··· INPUT RECORDS ···

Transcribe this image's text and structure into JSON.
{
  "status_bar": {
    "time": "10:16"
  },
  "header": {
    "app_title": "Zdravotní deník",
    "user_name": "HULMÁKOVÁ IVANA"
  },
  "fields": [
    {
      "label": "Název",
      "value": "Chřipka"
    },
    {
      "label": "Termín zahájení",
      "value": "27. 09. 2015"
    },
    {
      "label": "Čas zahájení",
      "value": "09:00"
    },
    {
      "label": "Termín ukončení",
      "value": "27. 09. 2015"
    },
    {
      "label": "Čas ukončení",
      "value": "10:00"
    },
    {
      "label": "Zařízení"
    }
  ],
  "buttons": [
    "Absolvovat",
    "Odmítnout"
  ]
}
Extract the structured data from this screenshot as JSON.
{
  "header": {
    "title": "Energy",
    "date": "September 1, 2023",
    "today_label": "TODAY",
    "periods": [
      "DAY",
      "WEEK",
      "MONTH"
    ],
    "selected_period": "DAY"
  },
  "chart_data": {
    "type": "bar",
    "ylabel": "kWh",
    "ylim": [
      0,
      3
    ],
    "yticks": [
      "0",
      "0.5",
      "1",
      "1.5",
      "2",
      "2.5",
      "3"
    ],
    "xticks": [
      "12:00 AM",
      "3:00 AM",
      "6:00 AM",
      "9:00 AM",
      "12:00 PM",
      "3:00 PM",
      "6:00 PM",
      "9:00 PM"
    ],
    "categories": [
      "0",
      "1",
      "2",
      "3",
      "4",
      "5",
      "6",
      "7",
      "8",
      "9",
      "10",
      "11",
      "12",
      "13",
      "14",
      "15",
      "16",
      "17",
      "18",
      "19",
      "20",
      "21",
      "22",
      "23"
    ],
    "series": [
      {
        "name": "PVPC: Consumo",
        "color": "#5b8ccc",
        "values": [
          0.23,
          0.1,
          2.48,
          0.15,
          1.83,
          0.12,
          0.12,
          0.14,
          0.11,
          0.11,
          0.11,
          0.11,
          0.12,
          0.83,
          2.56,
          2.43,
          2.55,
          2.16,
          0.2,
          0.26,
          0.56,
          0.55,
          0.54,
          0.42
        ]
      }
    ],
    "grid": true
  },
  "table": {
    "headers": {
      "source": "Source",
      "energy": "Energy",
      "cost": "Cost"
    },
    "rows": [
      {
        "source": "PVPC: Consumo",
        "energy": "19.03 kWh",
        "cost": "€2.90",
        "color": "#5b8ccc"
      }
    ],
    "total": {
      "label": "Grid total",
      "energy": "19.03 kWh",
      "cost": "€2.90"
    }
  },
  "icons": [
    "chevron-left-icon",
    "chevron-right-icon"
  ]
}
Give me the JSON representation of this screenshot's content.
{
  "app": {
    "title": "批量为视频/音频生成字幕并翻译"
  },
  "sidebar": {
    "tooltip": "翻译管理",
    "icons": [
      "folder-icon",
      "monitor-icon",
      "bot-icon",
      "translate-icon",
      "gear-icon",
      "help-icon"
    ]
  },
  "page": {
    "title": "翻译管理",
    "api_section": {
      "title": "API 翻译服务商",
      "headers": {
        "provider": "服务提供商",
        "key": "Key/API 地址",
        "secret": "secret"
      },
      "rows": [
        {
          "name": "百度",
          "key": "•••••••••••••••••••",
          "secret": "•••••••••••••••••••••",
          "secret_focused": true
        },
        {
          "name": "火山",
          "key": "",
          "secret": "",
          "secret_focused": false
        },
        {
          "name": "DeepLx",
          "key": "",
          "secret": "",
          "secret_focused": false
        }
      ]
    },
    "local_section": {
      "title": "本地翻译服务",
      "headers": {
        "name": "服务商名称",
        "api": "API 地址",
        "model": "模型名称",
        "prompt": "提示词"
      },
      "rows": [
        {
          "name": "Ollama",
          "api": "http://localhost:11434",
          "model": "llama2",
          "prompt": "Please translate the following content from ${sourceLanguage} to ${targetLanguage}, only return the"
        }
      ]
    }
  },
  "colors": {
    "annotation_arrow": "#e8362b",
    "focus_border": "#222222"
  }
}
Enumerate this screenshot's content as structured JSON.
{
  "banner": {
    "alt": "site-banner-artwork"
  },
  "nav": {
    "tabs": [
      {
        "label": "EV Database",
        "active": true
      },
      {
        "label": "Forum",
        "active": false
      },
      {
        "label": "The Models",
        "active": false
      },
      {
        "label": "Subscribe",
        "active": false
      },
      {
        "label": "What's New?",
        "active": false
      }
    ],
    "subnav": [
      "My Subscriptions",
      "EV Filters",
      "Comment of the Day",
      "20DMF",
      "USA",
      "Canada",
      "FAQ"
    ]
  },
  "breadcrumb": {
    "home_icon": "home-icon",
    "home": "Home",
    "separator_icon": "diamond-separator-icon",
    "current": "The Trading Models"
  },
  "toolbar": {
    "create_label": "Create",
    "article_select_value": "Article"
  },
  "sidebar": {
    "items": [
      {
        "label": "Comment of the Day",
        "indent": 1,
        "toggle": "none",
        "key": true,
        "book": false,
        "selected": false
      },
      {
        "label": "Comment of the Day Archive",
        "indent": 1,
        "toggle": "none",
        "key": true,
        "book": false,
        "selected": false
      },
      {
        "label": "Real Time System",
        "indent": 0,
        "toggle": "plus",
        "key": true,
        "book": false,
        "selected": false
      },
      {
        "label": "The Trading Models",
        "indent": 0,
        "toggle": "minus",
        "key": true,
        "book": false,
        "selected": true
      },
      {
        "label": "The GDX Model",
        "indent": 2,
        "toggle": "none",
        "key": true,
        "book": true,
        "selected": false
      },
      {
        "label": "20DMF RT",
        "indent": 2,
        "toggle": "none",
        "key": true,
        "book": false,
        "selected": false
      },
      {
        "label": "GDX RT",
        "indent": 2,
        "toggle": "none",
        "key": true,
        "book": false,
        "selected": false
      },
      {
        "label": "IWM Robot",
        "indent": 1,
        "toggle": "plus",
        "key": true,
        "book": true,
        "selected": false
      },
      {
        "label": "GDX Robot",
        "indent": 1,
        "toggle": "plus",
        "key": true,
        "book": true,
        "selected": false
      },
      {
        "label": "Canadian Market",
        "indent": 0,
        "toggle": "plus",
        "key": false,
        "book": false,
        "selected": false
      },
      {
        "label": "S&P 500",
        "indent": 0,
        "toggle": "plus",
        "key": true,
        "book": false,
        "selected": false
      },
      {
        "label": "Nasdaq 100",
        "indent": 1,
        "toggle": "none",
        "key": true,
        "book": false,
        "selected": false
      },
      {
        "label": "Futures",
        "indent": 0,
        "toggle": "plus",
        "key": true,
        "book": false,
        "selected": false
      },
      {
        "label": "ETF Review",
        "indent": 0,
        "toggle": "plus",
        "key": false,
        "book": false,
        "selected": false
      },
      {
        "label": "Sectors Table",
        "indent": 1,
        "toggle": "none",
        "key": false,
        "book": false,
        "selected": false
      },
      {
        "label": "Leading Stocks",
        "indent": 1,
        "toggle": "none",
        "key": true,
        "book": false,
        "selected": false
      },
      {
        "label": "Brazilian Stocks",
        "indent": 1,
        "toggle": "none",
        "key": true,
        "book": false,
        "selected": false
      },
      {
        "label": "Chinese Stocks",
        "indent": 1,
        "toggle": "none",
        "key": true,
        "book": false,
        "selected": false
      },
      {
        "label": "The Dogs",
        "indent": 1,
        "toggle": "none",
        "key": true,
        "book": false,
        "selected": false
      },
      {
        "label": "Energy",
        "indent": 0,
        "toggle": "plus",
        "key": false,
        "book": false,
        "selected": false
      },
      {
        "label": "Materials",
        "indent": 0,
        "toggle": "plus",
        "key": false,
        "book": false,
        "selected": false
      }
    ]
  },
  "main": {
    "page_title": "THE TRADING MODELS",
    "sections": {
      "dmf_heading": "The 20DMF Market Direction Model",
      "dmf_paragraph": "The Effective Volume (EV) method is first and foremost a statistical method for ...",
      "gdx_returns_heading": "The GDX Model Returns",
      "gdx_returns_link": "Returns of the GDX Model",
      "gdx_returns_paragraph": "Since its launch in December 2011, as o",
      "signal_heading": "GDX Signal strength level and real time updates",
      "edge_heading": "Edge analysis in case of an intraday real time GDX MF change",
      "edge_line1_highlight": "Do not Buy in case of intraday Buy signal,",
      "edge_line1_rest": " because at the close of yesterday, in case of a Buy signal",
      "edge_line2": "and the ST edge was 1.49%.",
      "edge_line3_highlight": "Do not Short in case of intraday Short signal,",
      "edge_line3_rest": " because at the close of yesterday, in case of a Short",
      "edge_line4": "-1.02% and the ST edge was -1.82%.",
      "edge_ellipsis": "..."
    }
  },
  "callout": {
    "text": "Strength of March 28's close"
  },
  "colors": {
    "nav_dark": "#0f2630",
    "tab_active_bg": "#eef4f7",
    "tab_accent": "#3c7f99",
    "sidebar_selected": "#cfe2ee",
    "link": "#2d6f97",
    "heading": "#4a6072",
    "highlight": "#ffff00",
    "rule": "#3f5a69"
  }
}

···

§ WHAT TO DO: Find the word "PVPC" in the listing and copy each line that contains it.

§ RESULT FOR THIS TASK:
        "name": "PVPC: Consumo",
        "source": "PVPC: Consumo",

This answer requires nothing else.